Description of the task » Exclude the pictures, and otherwise reproduce the data in full.

Recorded information »
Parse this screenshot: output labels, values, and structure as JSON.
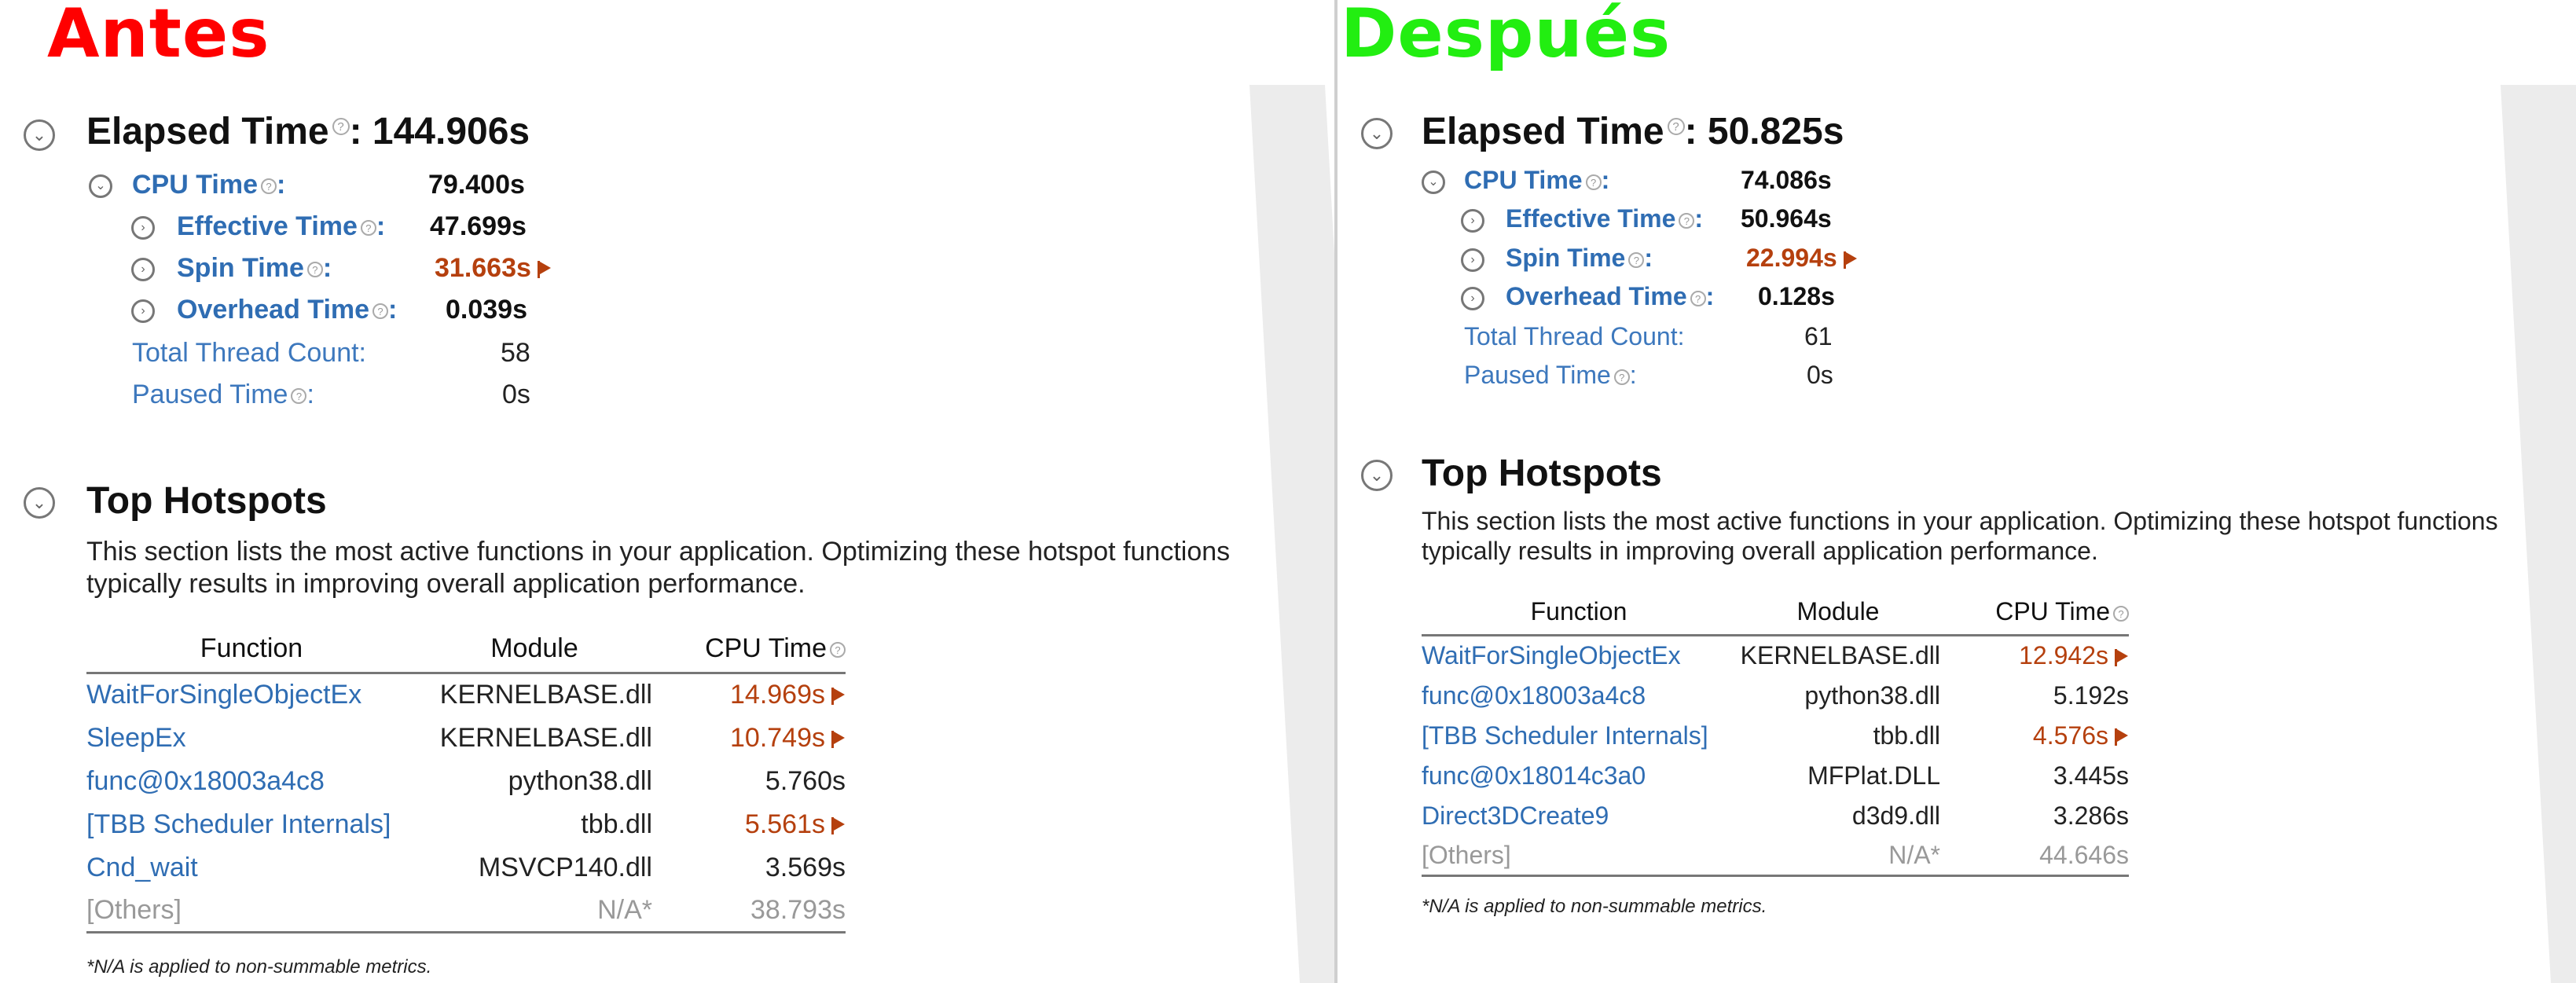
{
  "before": {
    "label": "Antes",
    "label_color": "#ff0000",
    "elapsed": {
      "title": "Elapsed Time",
      "value": ": 144.906s"
    },
    "cpu_time": {
      "label": "CPU Time",
      "value": "79.400s"
    },
    "effective_time": {
      "label": "Effective Time",
      "value": "47.699s"
    },
    "spin_time": {
      "label": "Spin Time",
      "value": "31.663s"
    },
    "overhead_time": {
      "label": "Overhead Time",
      "value": "0.039s"
    },
    "thread_count": {
      "label": "Total Thread Count:",
      "value": "58"
    },
    "paused_time": {
      "label": "Paused Time",
      "value": "0s"
    },
    "hotspots": {
      "title": "Top Hotspots",
      "description": "This section lists the most active functions in your application. Optimizing these hotspot functions typically results in improving overall application performance.",
      "columns": [
        "Function",
        "Module",
        "CPU Time"
      ],
      "rows": [
        {
          "function": "WaitForSingleObjectEx",
          "module": "KERNELBASE.dll",
          "cpu": "14.969s",
          "flag": true
        },
        {
          "function": "SleepEx",
          "module": "KERNELBASE.dll",
          "cpu": "10.749s",
          "flag": true
        },
        {
          "function": "func@0x18003a4c8",
          "module": "python38.dll",
          "cpu": "5.760s",
          "flag": false
        },
        {
          "function": "[TBB Scheduler Internals]",
          "module": "tbb.dll",
          "cpu": "5.561s",
          "flag": true
        },
        {
          "function": "Cnd_wait",
          "module": "MSVCP140.dll",
          "cpu": "3.569s",
          "flag": false
        },
        {
          "function": "[Others]",
          "module": "N/A*",
          "cpu": "38.793s",
          "flag": false
        }
      ],
      "footnote": "*N/A is applied to non-summable metrics."
    }
  },
  "after": {
    "label": "Después",
    "label_color": "#22ee11",
    "elapsed": {
      "title": "Elapsed Time",
      "value": ": 50.825s"
    },
    "cpu_time": {
      "label": "CPU Time",
      "value": "74.086s"
    },
    "effective_time": {
      "label": "Effective Time",
      "value": "50.964s"
    },
    "spin_time": {
      "label": "Spin Time",
      "value": "22.994s"
    },
    "overhead_time": {
      "label": "Overhead Time",
      "value": "0.128s"
    },
    "thread_count": {
      "label": "Total Thread Count:",
      "value": "61"
    },
    "paused_time": {
      "label": "Paused Time",
      "value": "0s"
    },
    "hotspots": {
      "title": "Top Hotspots",
      "description": "This section lists the most active functions in your application. Optimizing these hotspot functions typically results in improving overall application performance.",
      "columns": [
        "Function",
        "Module",
        "CPU Time"
      ],
      "rows": [
        {
          "function": "WaitForSingleObjectEx",
          "module": "KERNELBASE.dll",
          "cpu": "12.942s",
          "flag": true
        },
        {
          "function": "func@0x18003a4c8",
          "module": "python38.dll",
          "cpu": "5.192s",
          "flag": false
        },
        {
          "function": "[TBB Scheduler Internals]",
          "module": "tbb.dll",
          "cpu": "4.576s",
          "flag": true
        },
        {
          "function": "func@0x18014c3a0",
          "module": "MFPlat.DLL",
          "cpu": "3.445s",
          "flag": false
        },
        {
          "function": "Direct3DCreate9",
          "module": "d3d9.dll",
          "cpu": "3.286s",
          "flag": false
        },
        {
          "function": "[Others]",
          "module": "N/A*",
          "cpu": "44.646s",
          "flag": false
        }
      ],
      "footnote": "*N/A is applied to non-summable metrics."
    }
  },
  "icons": {
    "expand": "expand-circle-icon",
    "collapse": "collapse-circle-icon",
    "help": "help-question-icon",
    "flag": "warning-flag-icon"
  },
  "colors": {
    "link": "#2f6db3",
    "warning": "#b5400e",
    "muted": "#999999"
  }
}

Expected output »
Parse this screenshot: output labels, values, and structure as JSON.
{
  "before": {
    "label": "Antes",
    "label_color": "#ff0000",
    "elapsed": {
      "title": "Elapsed Time",
      "value": ": 144.906s"
    },
    "cpu_time": {
      "label": "CPU Time",
      "value": "79.400s"
    },
    "effective_time": {
      "label": "Effective Time",
      "value": "47.699s"
    },
    "spin_time": {
      "label": "Spin Time",
      "value": "31.663s"
    },
    "overhead_time": {
      "label": "Overhead Time",
      "value": "0.039s"
    },
    "thread_count": {
      "label": "Total Thread Count:",
      "value": "58"
    },
    "paused_time": {
      "label": "Paused Time",
      "value": "0s"
    },
    "hotspots": {
      "title": "Top Hotspots",
      "description": "This section lists the most active functions in your application. Optimizing these hotspot functions typically results in improving overall application performance.",
      "columns": [
        "Function",
        "Module",
        "CPU Time"
      ],
      "rows": [
        {
          "function": "WaitForSingleObjectEx",
          "module": "KERNELBASE.dll",
          "cpu": "14.969s",
          "flag": true
        },
        {
          "function": "SleepEx",
          "module": "KERNELBASE.dll",
          "cpu": "10.749s",
          "flag": true
        },
        {
          "function": "func@0x18003a4c8",
          "module": "python38.dll",
          "cpu": "5.760s",
          "flag": false
        },
        {
          "function": "[TBB Scheduler Internals]",
          "module": "tbb.dll",
          "cpu": "5.561s",
          "flag": true
        },
        {
          "function": "Cnd_wait",
          "module": "MSVCP140.dll",
          "cpu": "3.569s",
          "flag": false
        },
        {
          "function": "[Others]",
          "module": "N/A*",
          "cpu": "38.793s",
          "flag": false
        }
      ],
      "footnote": "*N/A is applied to non-summable metrics."
    }
  },
  "after": {
    "label": "Después",
    "label_color": "#22ee11",
    "elapsed": {
      "title": "Elapsed Time",
      "value": ": 50.825s"
    },
    "cpu_time": {
      "label": "CPU Time",
      "value": "74.086s"
    },
    "effective_time": {
      "label": "Effective Time",
      "value": "50.964s"
    },
    "spin_time": {
      "label": "Spin Time",
      "value": "22.994s"
    },
    "overhead_time": {
      "label": "Overhead Time",
      "value": "0.128s"
    },
    "thread_count": {
      "label": "Total Thread Count:",
      "value": "61"
    },
    "paused_time": {
      "label": "Paused Time",
      "value": "0s"
    },
    "hotspots": {
      "title": "Top Hotspots",
      "description": "This section lists the most active functions in your application. Optimizing these hotspot functions typically results in improving overall application performance.",
      "columns": [
        "Function",
        "Module",
        "CPU Time"
      ],
      "rows": [
        {
          "function": "WaitForSingleObjectEx",
          "module": "KERNELBASE.dll",
          "cpu": "12.942s",
          "flag": true
        },
        {
          "function": "func@0x18003a4c8",
          "module": "python38.dll",
          "cpu": "5.192s",
          "flag": false
        },
        {
          "function": "[TBB Scheduler Internals]",
          "module": "tbb.dll",
          "cpu": "4.576s",
          "flag": true
        },
        {
          "function": "func@0x18014c3a0",
          "module": "MFPlat.DLL",
          "cpu": "3.445s",
          "flag": false
        },
        {
          "function": "Direct3DCreate9",
          "module": "d3d9.dll",
          "cpu": "3.286s",
          "flag": false
        },
        {
          "function": "[Others]",
          "module": "N/A*",
          "cpu": "44.646s",
          "flag": false
        }
      ],
      "footnote": "*N/A is applied to non-summable metrics."
    }
  },
  "icons": {
    "expand": "expand-circle-icon",
    "collapse": "collapse-circle-icon",
    "help": "help-question-icon",
    "flag": "warning-flag-icon"
  },
  "colors": {
    "link": "#2f6db3",
    "warning": "#b5400e",
    "muted": "#999999"
  }
}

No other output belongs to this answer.